**Data to process**
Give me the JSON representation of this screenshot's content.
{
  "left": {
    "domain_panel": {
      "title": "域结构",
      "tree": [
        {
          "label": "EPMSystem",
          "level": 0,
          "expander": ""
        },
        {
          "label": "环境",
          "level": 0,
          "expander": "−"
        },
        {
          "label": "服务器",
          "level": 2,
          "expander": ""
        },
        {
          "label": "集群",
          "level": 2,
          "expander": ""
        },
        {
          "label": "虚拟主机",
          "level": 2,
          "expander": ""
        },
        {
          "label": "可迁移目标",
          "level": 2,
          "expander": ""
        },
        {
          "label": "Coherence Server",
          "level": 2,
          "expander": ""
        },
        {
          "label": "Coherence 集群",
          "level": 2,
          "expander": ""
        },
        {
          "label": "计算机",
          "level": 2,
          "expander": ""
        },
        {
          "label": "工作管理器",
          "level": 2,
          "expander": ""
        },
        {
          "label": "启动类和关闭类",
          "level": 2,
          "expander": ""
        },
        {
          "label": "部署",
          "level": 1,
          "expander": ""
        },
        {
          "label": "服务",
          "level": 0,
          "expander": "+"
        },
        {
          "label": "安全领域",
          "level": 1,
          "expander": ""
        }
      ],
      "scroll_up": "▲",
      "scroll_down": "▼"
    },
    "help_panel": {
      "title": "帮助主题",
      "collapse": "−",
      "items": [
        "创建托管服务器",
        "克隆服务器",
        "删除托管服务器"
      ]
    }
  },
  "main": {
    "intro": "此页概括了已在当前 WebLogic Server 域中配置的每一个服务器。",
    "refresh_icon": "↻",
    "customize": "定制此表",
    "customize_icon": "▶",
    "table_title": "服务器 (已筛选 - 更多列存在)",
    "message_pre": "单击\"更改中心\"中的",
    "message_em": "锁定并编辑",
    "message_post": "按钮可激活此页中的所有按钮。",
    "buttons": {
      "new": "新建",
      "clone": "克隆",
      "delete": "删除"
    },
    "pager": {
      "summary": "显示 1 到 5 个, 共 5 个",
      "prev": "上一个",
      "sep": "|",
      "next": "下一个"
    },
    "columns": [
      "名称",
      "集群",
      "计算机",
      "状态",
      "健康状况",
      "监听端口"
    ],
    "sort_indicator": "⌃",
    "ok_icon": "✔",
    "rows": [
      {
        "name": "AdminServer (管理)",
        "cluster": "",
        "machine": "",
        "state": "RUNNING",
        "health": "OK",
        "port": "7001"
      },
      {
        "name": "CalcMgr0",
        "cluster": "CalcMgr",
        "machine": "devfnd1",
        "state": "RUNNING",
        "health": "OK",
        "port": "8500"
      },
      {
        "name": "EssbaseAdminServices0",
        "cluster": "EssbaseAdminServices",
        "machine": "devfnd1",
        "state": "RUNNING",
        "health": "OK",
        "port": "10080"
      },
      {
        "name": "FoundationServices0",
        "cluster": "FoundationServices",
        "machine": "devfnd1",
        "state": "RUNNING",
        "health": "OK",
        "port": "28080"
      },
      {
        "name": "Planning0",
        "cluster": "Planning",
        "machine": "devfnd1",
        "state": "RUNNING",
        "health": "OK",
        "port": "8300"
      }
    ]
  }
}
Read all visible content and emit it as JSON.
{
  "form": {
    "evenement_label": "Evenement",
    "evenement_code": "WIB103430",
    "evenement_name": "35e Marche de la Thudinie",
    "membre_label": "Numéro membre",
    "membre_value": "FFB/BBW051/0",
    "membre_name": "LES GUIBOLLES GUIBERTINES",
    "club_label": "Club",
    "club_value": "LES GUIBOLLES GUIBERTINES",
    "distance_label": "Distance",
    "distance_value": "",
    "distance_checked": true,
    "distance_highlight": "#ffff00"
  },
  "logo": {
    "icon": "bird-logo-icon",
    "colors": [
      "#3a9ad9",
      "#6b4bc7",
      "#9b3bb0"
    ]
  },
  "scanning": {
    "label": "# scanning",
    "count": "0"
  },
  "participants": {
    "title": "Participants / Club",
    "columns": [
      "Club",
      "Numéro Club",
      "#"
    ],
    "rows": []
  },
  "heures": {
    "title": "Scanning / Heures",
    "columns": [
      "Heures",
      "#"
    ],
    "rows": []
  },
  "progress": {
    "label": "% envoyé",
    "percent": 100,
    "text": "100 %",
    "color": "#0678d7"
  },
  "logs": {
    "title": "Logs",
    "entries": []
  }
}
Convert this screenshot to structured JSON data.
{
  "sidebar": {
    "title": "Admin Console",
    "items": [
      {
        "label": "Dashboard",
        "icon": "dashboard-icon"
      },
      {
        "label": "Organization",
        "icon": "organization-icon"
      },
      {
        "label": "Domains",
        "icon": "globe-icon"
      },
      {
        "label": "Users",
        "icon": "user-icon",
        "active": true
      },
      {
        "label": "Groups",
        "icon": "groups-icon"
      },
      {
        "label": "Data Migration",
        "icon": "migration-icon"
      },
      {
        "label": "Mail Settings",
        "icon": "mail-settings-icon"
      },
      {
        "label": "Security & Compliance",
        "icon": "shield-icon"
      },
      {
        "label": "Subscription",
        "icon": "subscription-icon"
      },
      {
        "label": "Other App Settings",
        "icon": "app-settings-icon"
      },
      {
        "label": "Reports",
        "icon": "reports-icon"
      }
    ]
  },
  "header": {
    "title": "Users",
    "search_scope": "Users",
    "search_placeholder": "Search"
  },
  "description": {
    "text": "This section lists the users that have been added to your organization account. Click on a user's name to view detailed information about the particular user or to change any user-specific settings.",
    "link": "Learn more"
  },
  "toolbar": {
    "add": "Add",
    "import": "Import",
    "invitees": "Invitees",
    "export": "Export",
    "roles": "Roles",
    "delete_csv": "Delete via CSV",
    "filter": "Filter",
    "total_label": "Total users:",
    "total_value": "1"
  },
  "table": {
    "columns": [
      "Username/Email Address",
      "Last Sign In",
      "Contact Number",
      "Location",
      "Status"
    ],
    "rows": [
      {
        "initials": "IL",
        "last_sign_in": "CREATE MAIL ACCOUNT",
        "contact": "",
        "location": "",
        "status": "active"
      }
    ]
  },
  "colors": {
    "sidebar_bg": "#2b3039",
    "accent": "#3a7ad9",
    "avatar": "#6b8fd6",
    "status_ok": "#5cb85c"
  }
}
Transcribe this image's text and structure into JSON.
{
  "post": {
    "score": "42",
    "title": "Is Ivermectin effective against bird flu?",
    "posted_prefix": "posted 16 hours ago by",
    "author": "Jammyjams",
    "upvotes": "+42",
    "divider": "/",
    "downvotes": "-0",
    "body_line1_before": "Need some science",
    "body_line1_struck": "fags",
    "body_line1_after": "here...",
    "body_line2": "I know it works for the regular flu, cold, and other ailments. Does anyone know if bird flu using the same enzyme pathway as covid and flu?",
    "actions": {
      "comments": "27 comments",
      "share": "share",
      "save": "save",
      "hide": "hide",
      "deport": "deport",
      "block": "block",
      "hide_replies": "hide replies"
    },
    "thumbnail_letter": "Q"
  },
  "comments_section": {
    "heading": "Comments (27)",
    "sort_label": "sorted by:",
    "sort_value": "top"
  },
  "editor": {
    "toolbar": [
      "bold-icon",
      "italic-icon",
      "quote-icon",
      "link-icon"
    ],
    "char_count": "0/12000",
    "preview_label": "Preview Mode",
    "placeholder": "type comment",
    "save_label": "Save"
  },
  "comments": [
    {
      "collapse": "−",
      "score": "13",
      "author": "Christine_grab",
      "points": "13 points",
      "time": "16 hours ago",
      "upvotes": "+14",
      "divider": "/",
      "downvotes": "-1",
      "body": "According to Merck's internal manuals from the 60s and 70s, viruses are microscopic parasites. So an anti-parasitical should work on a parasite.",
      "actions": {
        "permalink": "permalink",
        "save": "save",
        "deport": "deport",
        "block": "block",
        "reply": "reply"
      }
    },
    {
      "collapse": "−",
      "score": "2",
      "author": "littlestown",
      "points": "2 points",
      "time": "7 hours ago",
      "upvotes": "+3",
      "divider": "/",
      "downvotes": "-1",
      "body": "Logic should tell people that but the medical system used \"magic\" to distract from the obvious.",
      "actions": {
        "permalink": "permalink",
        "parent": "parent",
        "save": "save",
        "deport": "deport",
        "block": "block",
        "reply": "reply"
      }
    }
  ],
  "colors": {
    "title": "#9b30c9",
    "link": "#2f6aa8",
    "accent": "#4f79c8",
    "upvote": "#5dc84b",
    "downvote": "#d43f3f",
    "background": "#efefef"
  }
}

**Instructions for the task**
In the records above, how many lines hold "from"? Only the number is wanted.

**Solution**
2